Muck Rack makes it simple to find people, tweets, or articles that mention any name, keyword, company, hashtag etc. We've compiled this guide to help you make the most of your search.
Selecting a term
Start searching tweets, articles from media outlets, articles mentioned in tweets, journalists'
names, titles and bios with some suggested searches:
Companies or Topics (e.g. iPhone, Microsoft)
Phrases (e.g. "cloud computing") — use quotes to keep the terms together
Twitter handles (e.g. @username) — returns those who have mentioned or replied to
Names (e.g. "David Pogue")
Hashtags (e.g. #sxsw, #london2012)
Bio details (e.g. vegan, Olympics, father)
Muck Rack's Advanced Search allows for many boolean operators.
Find results that mention multiple specified terms, use AND or
+. For example, ensure each result contains both Elon Musk and Mark Zuckerberg by
searching Musk AND Zuckerberg or Musk + Zuckerberg.
Use the operators OR or , to broaden your search when you'd like either of
multiple terms to appear in results. (This is the default behavior of our search when no operators
are used). For example, results will contain either cake or cookie by searching cake OR cookie or cake,cookie
Use NOT or - to subtract results from your search. For
example, searching Disney will yield results about the Walt Disney Company as well as Walt Disney
World Resort. To exclude mentions of Disney World, search for Disney -World or Disney
When using one of these operators with a phrase, enclose it in quotation marks. For example, you can
find results about smartphones excluding Apple's iPhone 4S by searching smartphone -"iPhone
Exact case matching or punctuation
If you're searching for a brand name or keyword that relies on specific punctuation marks or capitalization, you can
find results that match your exact query by adding matchcase: before the keyword you're searching for, like matchcase:E*TRADE .
Use parentheses to separate multiple
boolean phrases. For example, to find journalists talking about having fun in Disney World or
Disneyland, search for ("disney world" OR disneyland) AND fun.
An asterisk can be used to search for any variation of a root word truncated by the asterisk. For example, searching for admin* will return results for administrator, administration, administer, administered, etc.
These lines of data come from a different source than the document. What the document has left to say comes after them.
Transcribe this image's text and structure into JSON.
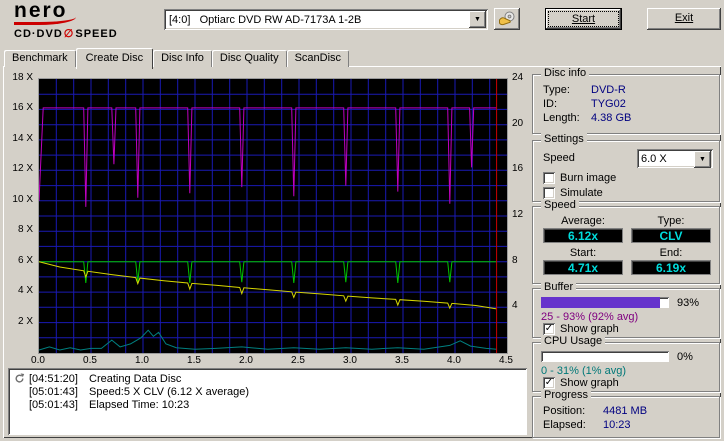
{
  "header": {
    "logo": {
      "name": "nero",
      "sub_left": "CD·DVD",
      "sub_right": "SPEED"
    },
    "drive": "[4:0]   Optiarc DVD RW AD-7173A 1-2B",
    "start_label": "Start",
    "exit_label": "Exit"
  },
  "icons": {
    "dropdown_arrow": "▼",
    "check": "✓",
    "disc": "∅"
  },
  "tabs": [
    {
      "label": "Benchmark"
    },
    {
      "label": "Create Disc"
    },
    {
      "label": "Disc Info"
    },
    {
      "label": "Disc Quality"
    },
    {
      "label": "ScanDisc"
    }
  ],
  "chart_data": {
    "type": "line",
    "x_axis": {
      "ticks": [
        0,
        0.5,
        1,
        1.5,
        2,
        2.5,
        3,
        3.5,
        4,
        4.5
      ],
      "max": 4.5
    },
    "left_axis": {
      "ticks": [
        18,
        16,
        14,
        12,
        10,
        8,
        6,
        4,
        2
      ],
      "suffix": " X",
      "max": 18
    },
    "right_axis": {
      "ticks": [
        24,
        20,
        16,
        12,
        8,
        4
      ],
      "max": 24
    },
    "grid": {
      "color": "#1a1ab4",
      "x_divisions": 27,
      "y_divisions": 18
    },
    "series": [
      {
        "name": "buffer-level",
        "color": "#c000c0",
        "points": [
          [
            0,
            10
          ],
          [
            0.04,
            16.1
          ],
          [
            0.43,
            16.1
          ],
          [
            0.45,
            9.6
          ],
          [
            0.47,
            16.1
          ],
          [
            0.7,
            16.1
          ],
          [
            0.72,
            12.4
          ],
          [
            0.74,
            16.1
          ],
          [
            0.93,
            16.1
          ],
          [
            0.95,
            10.2
          ],
          [
            0.97,
            16.1
          ],
          [
            1.43,
            16.1
          ],
          [
            1.45,
            10.5
          ],
          [
            1.47,
            16.1
          ],
          [
            1.93,
            16.1
          ],
          [
            1.95,
            10.9
          ],
          [
            1.97,
            16.1
          ],
          [
            2.43,
            16.1
          ],
          [
            2.45,
            10.3
          ],
          [
            2.47,
            16.1
          ],
          [
            2.93,
            16.1
          ],
          [
            2.95,
            11.0
          ],
          [
            2.97,
            16.1
          ],
          [
            3.43,
            16.1
          ],
          [
            3.45,
            10.6
          ],
          [
            3.47,
            16.1
          ],
          [
            3.93,
            16.1
          ],
          [
            3.95,
            9.8
          ],
          [
            3.97,
            16.1
          ],
          [
            4.14,
            16.1
          ],
          [
            4.16,
            12.2
          ],
          [
            4.18,
            16.1
          ],
          [
            4.4,
            16.1
          ]
        ]
      },
      {
        "name": "write-speed",
        "color": "#00c400",
        "points": [
          [
            0,
            6
          ],
          [
            0.43,
            6
          ],
          [
            0.45,
            4.6
          ],
          [
            0.47,
            6
          ],
          [
            0.93,
            6
          ],
          [
            0.95,
            4.65
          ],
          [
            0.97,
            6
          ],
          [
            1.43,
            6
          ],
          [
            1.45,
            4.6
          ],
          [
            1.47,
            6
          ],
          [
            1.93,
            6
          ],
          [
            1.95,
            4.65
          ],
          [
            1.97,
            6
          ],
          [
            2.43,
            6
          ],
          [
            2.45,
            4.6
          ],
          [
            2.47,
            6
          ],
          [
            2.93,
            6
          ],
          [
            2.95,
            4.65
          ],
          [
            2.97,
            6
          ],
          [
            3.43,
            6
          ],
          [
            3.45,
            4.6
          ],
          [
            3.47,
            6
          ],
          [
            3.93,
            6
          ],
          [
            3.95,
            4.65
          ],
          [
            3.97,
            6
          ],
          [
            4.4,
            6
          ]
        ]
      },
      {
        "name": "speed-trend",
        "color": "#d6d600",
        "points": [
          [
            0,
            6.0
          ],
          [
            0.2,
            5.65
          ],
          [
            0.43,
            5.4
          ],
          [
            0.45,
            5.0
          ],
          [
            0.47,
            5.37
          ],
          [
            0.7,
            5.15
          ],
          [
            0.93,
            4.95
          ],
          [
            0.95,
            4.55
          ],
          [
            0.97,
            4.92
          ],
          [
            1.2,
            4.75
          ],
          [
            1.43,
            4.6
          ],
          [
            1.45,
            4.2
          ],
          [
            1.47,
            4.57
          ],
          [
            1.7,
            4.45
          ],
          [
            1.93,
            4.3
          ],
          [
            1.95,
            3.9
          ],
          [
            1.97,
            4.28
          ],
          [
            2.2,
            4.15
          ],
          [
            2.43,
            4.02
          ],
          [
            2.45,
            3.65
          ],
          [
            2.47,
            4.0
          ],
          [
            2.7,
            3.88
          ],
          [
            2.93,
            3.76
          ],
          [
            2.95,
            3.4
          ],
          [
            2.97,
            3.74
          ],
          [
            3.2,
            3.62
          ],
          [
            3.43,
            3.52
          ],
          [
            3.45,
            3.15
          ],
          [
            3.47,
            3.5
          ],
          [
            3.7,
            3.4
          ],
          [
            3.93,
            3.28
          ],
          [
            3.95,
            2.95
          ],
          [
            3.97,
            3.26
          ],
          [
            4.2,
            3.12
          ],
          [
            4.4,
            2.9
          ]
        ]
      },
      {
        "name": "cpu-usage",
        "color": "#008080",
        "points": [
          [
            0,
            0.2
          ],
          [
            0.1,
            0.4
          ],
          [
            0.2,
            0.2
          ],
          [
            0.3,
            0.35
          ],
          [
            0.4,
            0.2
          ],
          [
            0.5,
            0.3
          ],
          [
            0.6,
            0.3
          ],
          [
            0.7,
            0.85
          ],
          [
            0.78,
            0.4
          ],
          [
            0.88,
            0.6
          ],
          [
            0.98,
            1.0
          ],
          [
            1.05,
            1.5
          ],
          [
            1.1,
            1.1
          ],
          [
            1.15,
            1.35
          ],
          [
            1.22,
            0.6
          ],
          [
            1.32,
            0.35
          ],
          [
            1.5,
            0.25
          ],
          [
            1.7,
            0.3
          ],
          [
            1.95,
            0.4
          ],
          [
            2.2,
            0.25
          ],
          [
            2.45,
            0.35
          ],
          [
            2.7,
            0.25
          ],
          [
            2.95,
            0.35
          ],
          [
            3.2,
            0.25
          ],
          [
            3.45,
            0.35
          ],
          [
            3.7,
            0.25
          ],
          [
            3.95,
            0.5
          ],
          [
            4.05,
            0.8
          ],
          [
            4.15,
            0.45
          ],
          [
            4.3,
            0.3
          ],
          [
            4.4,
            0.25
          ]
        ]
      }
    ],
    "marker": {
      "name": "current-position",
      "color": "#cc0000",
      "x": 4.4
    }
  },
  "panel": {
    "disc_info": {
      "title": "Disc info",
      "rows": [
        {
          "label": "Type:",
          "value": "DVD-R"
        },
        {
          "label": "ID:",
          "value": "TYG02"
        },
        {
          "label": "Length:",
          "value": "4.38 GB"
        }
      ]
    },
    "settings": {
      "title": "Settings",
      "speed_label": "Speed",
      "speed_value": "6.0 X",
      "burn_image": {
        "label": "Burn image",
        "checked": false
      },
      "simulate": {
        "label": "Simulate",
        "checked": false
      }
    },
    "speed": {
      "title": "Speed",
      "average_label": "Average:",
      "type_label": "Type:",
      "average_value": "6.12x",
      "type_value": "CLV",
      "start_label": "Start:",
      "end_label": "End:",
      "start_value": "4.71x",
      "end_value": "6.19x"
    },
    "buffer": {
      "title": "Buffer",
      "percent": 93,
      "percent_label": "93%",
      "range_text": "25 - 93% (92% avg)",
      "show_graph_label": "Show graph",
      "show_graph_checked": true
    },
    "cpu": {
      "title": "CPU Usage",
      "percent": 0,
      "percent_label": "0%",
      "range_text": "0 - 31% (1% avg)",
      "show_graph_label": "Show graph",
      "show_graph_checked": true
    },
    "progress": {
      "title": "Progress",
      "position_label": "Position:",
      "position_value": "4481 MB",
      "elapsed_label": "Elapsed:",
      "elapsed_value": "10:23"
    }
  },
  "log": {
    "lines": [
      {
        "time": "[04:51:20]",
        "text": "Creating Data Disc"
      },
      {
        "time": "[05:01:43]",
        "text": "Speed:5 X CLV (6.12 X average)"
      },
      {
        "time": "[05:01:43]",
        "text": "Elapsed Time: 10:23"
      }
    ]
  },
  "colors": {
    "window_bg": "#d4d0c8",
    "value_text": "#000080",
    "lcd_text": "#00dcdc",
    "buffer_bar": "#6633cc",
    "buffer_text": "#800080",
    "cpu_text": "#007878",
    "chart_bg": "#000000"
  }
}
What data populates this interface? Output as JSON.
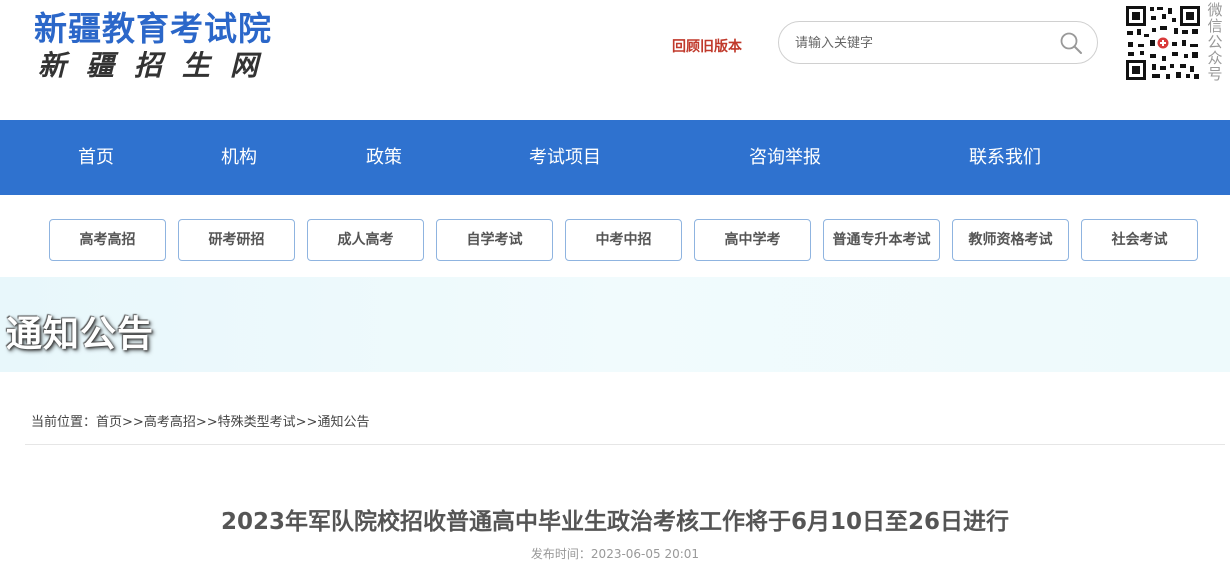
{
  "header": {
    "logo_title": "新疆教育考试院",
    "logo_subtitle": "新疆招生网",
    "old_version_link": "回顾旧版本",
    "search_placeholder": "请输入关键字",
    "qr_label": "微信公众号"
  },
  "nav": {
    "items": [
      "首页",
      "机构",
      "政策",
      "考试项目",
      "咨询举报",
      "联系我们"
    ]
  },
  "categories": [
    "高考高招",
    "研考研招",
    "成人高考",
    "自学考试",
    "中考中招",
    "高中学考",
    "普通专升本考试",
    "教师资格考试",
    "社会考试"
  ],
  "banner": {
    "title": "通知公告"
  },
  "breadcrumb": {
    "prefix": "当前位置：",
    "items": [
      "首页",
      "高考高招",
      "特殊类型考试",
      "通知公告"
    ],
    "separator": ">>"
  },
  "article": {
    "title": "2023年军队院校招收普通高中毕业生政治考核工作将于6月10日至26日进行",
    "published": "发布时间：2023-06-05 20:01"
  },
  "colors": {
    "brand_blue": "#2f72cf",
    "logo_blue": "#2b67c9",
    "link_red": "#c0392b"
  }
}
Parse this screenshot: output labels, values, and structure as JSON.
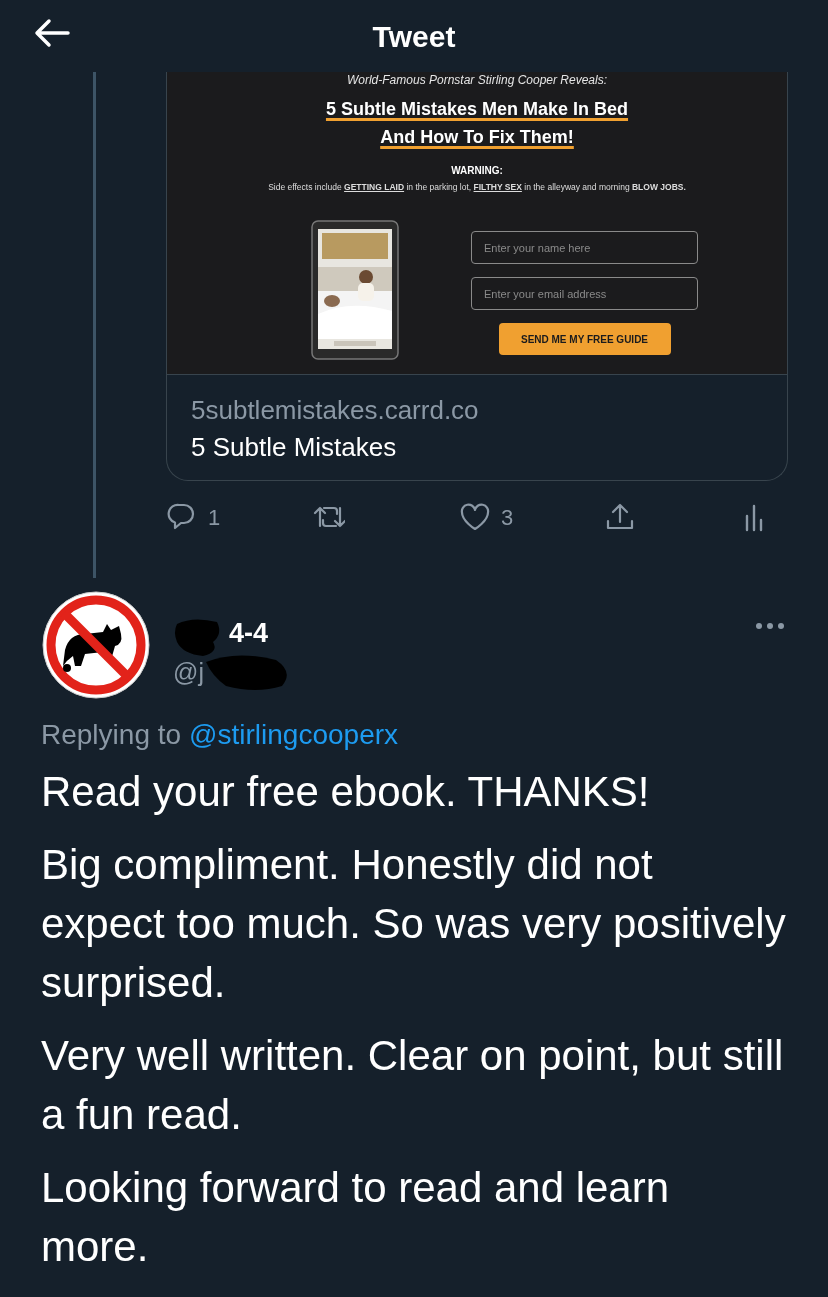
{
  "header": {
    "title": "Tweet"
  },
  "card": {
    "kicker": "World-Famous Pornstar Stirling Cooper Reveals:",
    "headline": [
      "5 Subtle Mistakes Men Make In Bed",
      "And How To Fix Them!"
    ],
    "warning_label": "WARNING:",
    "warning_segments": [
      {
        "kind": "plain",
        "text": "Side effects include "
      },
      {
        "kind": "underline",
        "text": "GETTING LAID"
      },
      {
        "kind": "plain",
        "text": " in the parking lot, "
      },
      {
        "kind": "underline",
        "text": "FILTHY SEX"
      },
      {
        "kind": "plain",
        "text": " in the alleyway and morning "
      },
      {
        "kind": "bold",
        "text": "BLOW JOBS."
      }
    ],
    "fields": [
      {
        "placeholder": "Enter your name here"
      },
      {
        "placeholder": "Enter your email address"
      }
    ],
    "button": "SEND ME MY FREE GUIDE",
    "domain": "5subtlemistakes.carrd.co",
    "title": "5 Subtle Mistakes"
  },
  "actions": [
    {
      "kind": "reply",
      "count": "1"
    },
    {
      "kind": "retweet"
    },
    {
      "kind": "like",
      "count": "3"
    },
    {
      "kind": "share"
    },
    {
      "kind": "analytics"
    }
  ],
  "reply": {
    "name": "4-4",
    "handle": "@j",
    "replying_label": "Replying to",
    "replying_to": "@stirlingcooperx",
    "paragraphs": [
      "Read your free ebook. THANKS!",
      "Big compliment. Honestly did not expect too much. So was very positively surprised.",
      "Very well written. Clear on point, but still a fun read.",
      "Looking forward to read and learn more."
    ]
  }
}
A near operator is an AND operator where you can control the distance between the words. You can vary the distance the near operation uses by adding a forward slash and number (between 0-99) such as strawberries NEAR/10 "whipped cream", which means the strawberries must exist within 10 words of "whipped cream".